Task material below:
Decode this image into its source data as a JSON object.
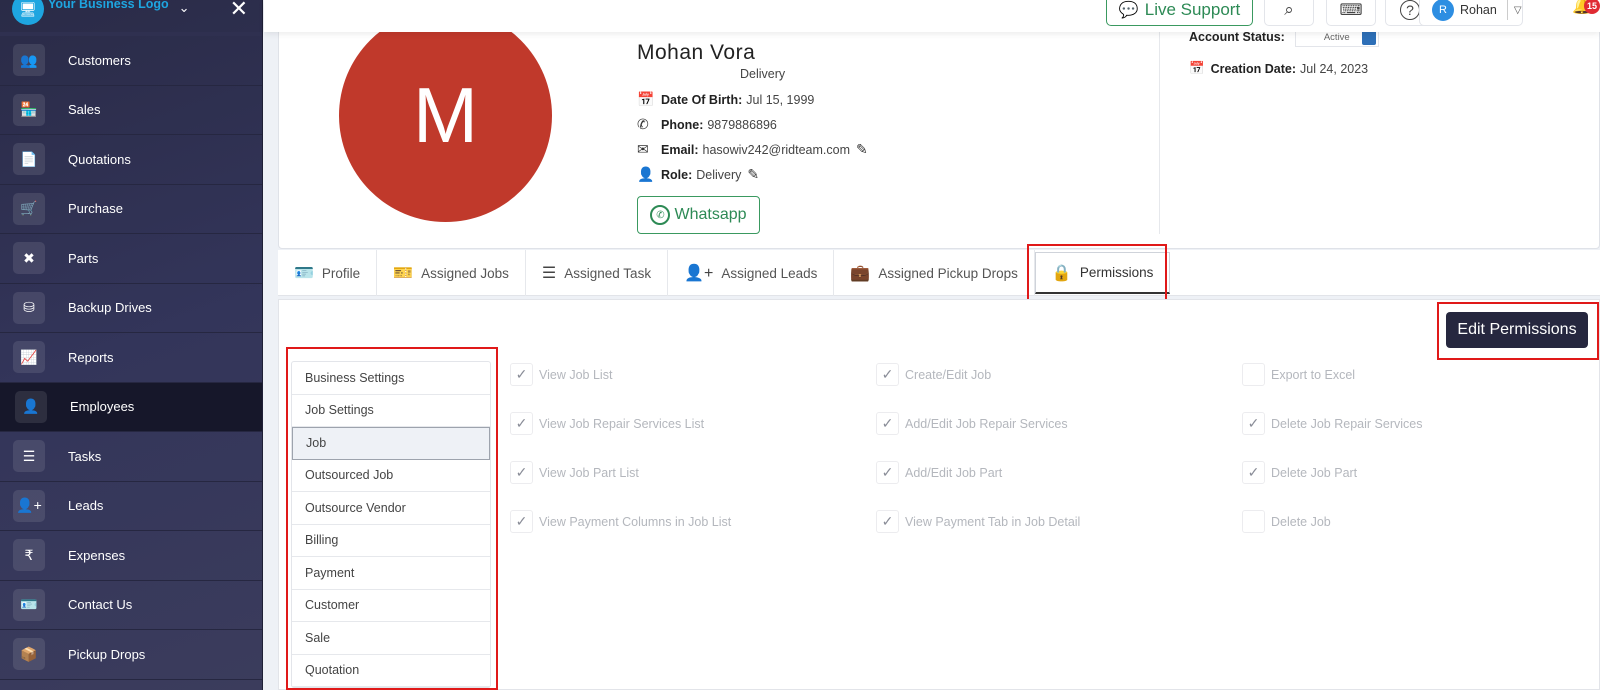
{
  "sidebar": {
    "logo_text": "Your Business Logo",
    "items": [
      {
        "label": "Customers",
        "icon": "users-icon",
        "glyph": "👥"
      },
      {
        "label": "Sales",
        "icon": "store-icon",
        "glyph": "🏪"
      },
      {
        "label": "Quotations",
        "icon": "document-icon",
        "glyph": "📄"
      },
      {
        "label": "Purchase",
        "icon": "cart-icon",
        "glyph": "🛒"
      },
      {
        "label": "Parts",
        "icon": "tools-icon",
        "glyph": "✖"
      },
      {
        "label": "Backup Drives",
        "icon": "database-icon",
        "glyph": "⛁"
      },
      {
        "label": "Reports",
        "icon": "chart-icon",
        "glyph": "📈"
      },
      {
        "label": "Employees",
        "icon": "employee-icon",
        "glyph": "👤",
        "active": true
      },
      {
        "label": "Tasks",
        "icon": "tasks-icon",
        "glyph": "☰"
      },
      {
        "label": "Leads",
        "icon": "add-user-icon",
        "glyph": "👤+"
      },
      {
        "label": "Expenses",
        "icon": "rupee-icon",
        "glyph": "₹"
      },
      {
        "label": "Contact Us",
        "icon": "contact-card-icon",
        "glyph": "🪪"
      },
      {
        "label": "Pickup Drops",
        "icon": "pickup-icon",
        "glyph": "📦"
      }
    ]
  },
  "topbar": {
    "live_support": "Live Support",
    "user_initial": "R",
    "user_name": "Rohan",
    "notification_count": "15"
  },
  "profile": {
    "initial": "M",
    "name": "Mohan Vora",
    "role_subtitle": "Delivery",
    "dob_label": "Date Of Birth:",
    "dob": "Jul 15, 1999",
    "phone_label": "Phone:",
    "phone": "9879886896",
    "email_label": "Email:",
    "email": "hasowiv242@ridteam.com",
    "role_label": "Role:",
    "role": "Delivery",
    "whatsapp": "Whatsapp",
    "account_status_label": "Account Status:",
    "account_status": "Active",
    "creation_label": "Creation Date:",
    "creation_date": "Jul 24, 2023"
  },
  "tabs": [
    {
      "label": "Profile",
      "glyph": "🪪"
    },
    {
      "label": "Assigned Jobs",
      "glyph": "🎫"
    },
    {
      "label": "Assigned Task",
      "glyph": "☰"
    },
    {
      "label": "Assigned Leads",
      "glyph": "👤+"
    },
    {
      "label": "Assigned Pickup Drops",
      "glyph": "💼"
    },
    {
      "label": "Permissions",
      "glyph": "🔒",
      "active": true
    }
  ],
  "permissions": {
    "edit_button": "Edit Permissions",
    "categories": [
      "Business Settings",
      "Job Settings",
      "Job",
      "Outsourced Job",
      "Outsource Vendor",
      "Billing",
      "Payment",
      "Customer",
      "Sale",
      "Quotation"
    ],
    "selected_category": "Job",
    "items": [
      {
        "label": "View Job List",
        "checked": true
      },
      {
        "label": "Create/Edit Job",
        "checked": true
      },
      {
        "label": "Export to Excel",
        "checked": false
      },
      {
        "label": "View Job Repair Services List",
        "checked": true
      },
      {
        "label": "Add/Edit Job Repair Services",
        "checked": true
      },
      {
        "label": "Delete Job Repair Services",
        "checked": true
      },
      {
        "label": "View Job Part List",
        "checked": true
      },
      {
        "label": "Add/Edit Job Part",
        "checked": true
      },
      {
        "label": "Delete Job Part",
        "checked": true
      },
      {
        "label": "View Payment Columns in Job List",
        "checked": true
      },
      {
        "label": "View Payment Tab in Job Detail",
        "checked": true
      },
      {
        "label": "Delete Job",
        "checked": false
      }
    ]
  }
}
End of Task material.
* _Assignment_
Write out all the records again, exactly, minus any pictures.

* _Final answer_
Decode this image into its source data as a JSON object.
{
  "sidebar": {
    "logo_text": "Your Business Logo",
    "items": [
      {
        "label": "Customers",
        "icon": "users-icon",
        "glyph": "👥"
      },
      {
        "label": "Sales",
        "icon": "store-icon",
        "glyph": "🏪"
      },
      {
        "label": "Quotations",
        "icon": "document-icon",
        "glyph": "📄"
      },
      {
        "label": "Purchase",
        "icon": "cart-icon",
        "glyph": "🛒"
      },
      {
        "label": "Parts",
        "icon": "tools-icon",
        "glyph": "✖"
      },
      {
        "label": "Backup Drives",
        "icon": "database-icon",
        "glyph": "⛁"
      },
      {
        "label": "Reports",
        "icon": "chart-icon",
        "glyph": "📈"
      },
      {
        "label": "Employees",
        "icon": "employee-icon",
        "glyph": "👤",
        "active": true
      },
      {
        "label": "Tasks",
        "icon": "tasks-icon",
        "glyph": "☰"
      },
      {
        "label": "Leads",
        "icon": "add-user-icon",
        "glyph": "👤+"
      },
      {
        "label": "Expenses",
        "icon": "rupee-icon",
        "glyph": "₹"
      },
      {
        "label": "Contact Us",
        "icon": "contact-card-icon",
        "glyph": "🪪"
      },
      {
        "label": "Pickup Drops",
        "icon": "pickup-icon",
        "glyph": "📦"
      }
    ]
  },
  "topbar": {
    "live_support": "Live Support",
    "user_initial": "R",
    "user_name": "Rohan",
    "notification_count": "15"
  },
  "profile": {
    "initial": "M",
    "name": "Mohan Vora",
    "role_subtitle": "Delivery",
    "dob_label": "Date Of Birth:",
    "dob": "Jul 15, 1999",
    "phone_label": "Phone:",
    "phone": "9879886896",
    "email_label": "Email:",
    "email": "hasowiv242@ridteam.com",
    "role_label": "Role:",
    "role": "Delivery",
    "whatsapp": "Whatsapp",
    "account_status_label": "Account Status:",
    "account_status": "Active",
    "creation_label": "Creation Date:",
    "creation_date": "Jul 24, 2023"
  },
  "tabs": [
    {
      "label": "Profile",
      "glyph": "🪪"
    },
    {
      "label": "Assigned Jobs",
      "glyph": "🎫"
    },
    {
      "label": "Assigned Task",
      "glyph": "☰"
    },
    {
      "label": "Assigned Leads",
      "glyph": "👤+"
    },
    {
      "label": "Assigned Pickup Drops",
      "glyph": "💼"
    },
    {
      "label": "Permissions",
      "glyph": "🔒",
      "active": true
    }
  ],
  "permissions": {
    "edit_button": "Edit Permissions",
    "categories": [
      "Business Settings",
      "Job Settings",
      "Job",
      "Outsourced Job",
      "Outsource Vendor",
      "Billing",
      "Payment",
      "Customer",
      "Sale",
      "Quotation"
    ],
    "selected_category": "Job",
    "items": [
      {
        "label": "View Job List",
        "checked": true
      },
      {
        "label": "Create/Edit Job",
        "checked": true
      },
      {
        "label": "Export to Excel",
        "checked": false
      },
      {
        "label": "View Job Repair Services List",
        "checked": true
      },
      {
        "label": "Add/Edit Job Repair Services",
        "checked": true
      },
      {
        "label": "Delete Job Repair Services",
        "checked": true
      },
      {
        "label": "View Job Part List",
        "checked": true
      },
      {
        "label": "Add/Edit Job Part",
        "checked": true
      },
      {
        "label": "Delete Job Part",
        "checked": true
      },
      {
        "label": "View Payment Columns in Job List",
        "checked": true
      },
      {
        "label": "View Payment Tab in Job Detail",
        "checked": true
      },
      {
        "label": "Delete Job",
        "checked": false
      }
    ]
  }
}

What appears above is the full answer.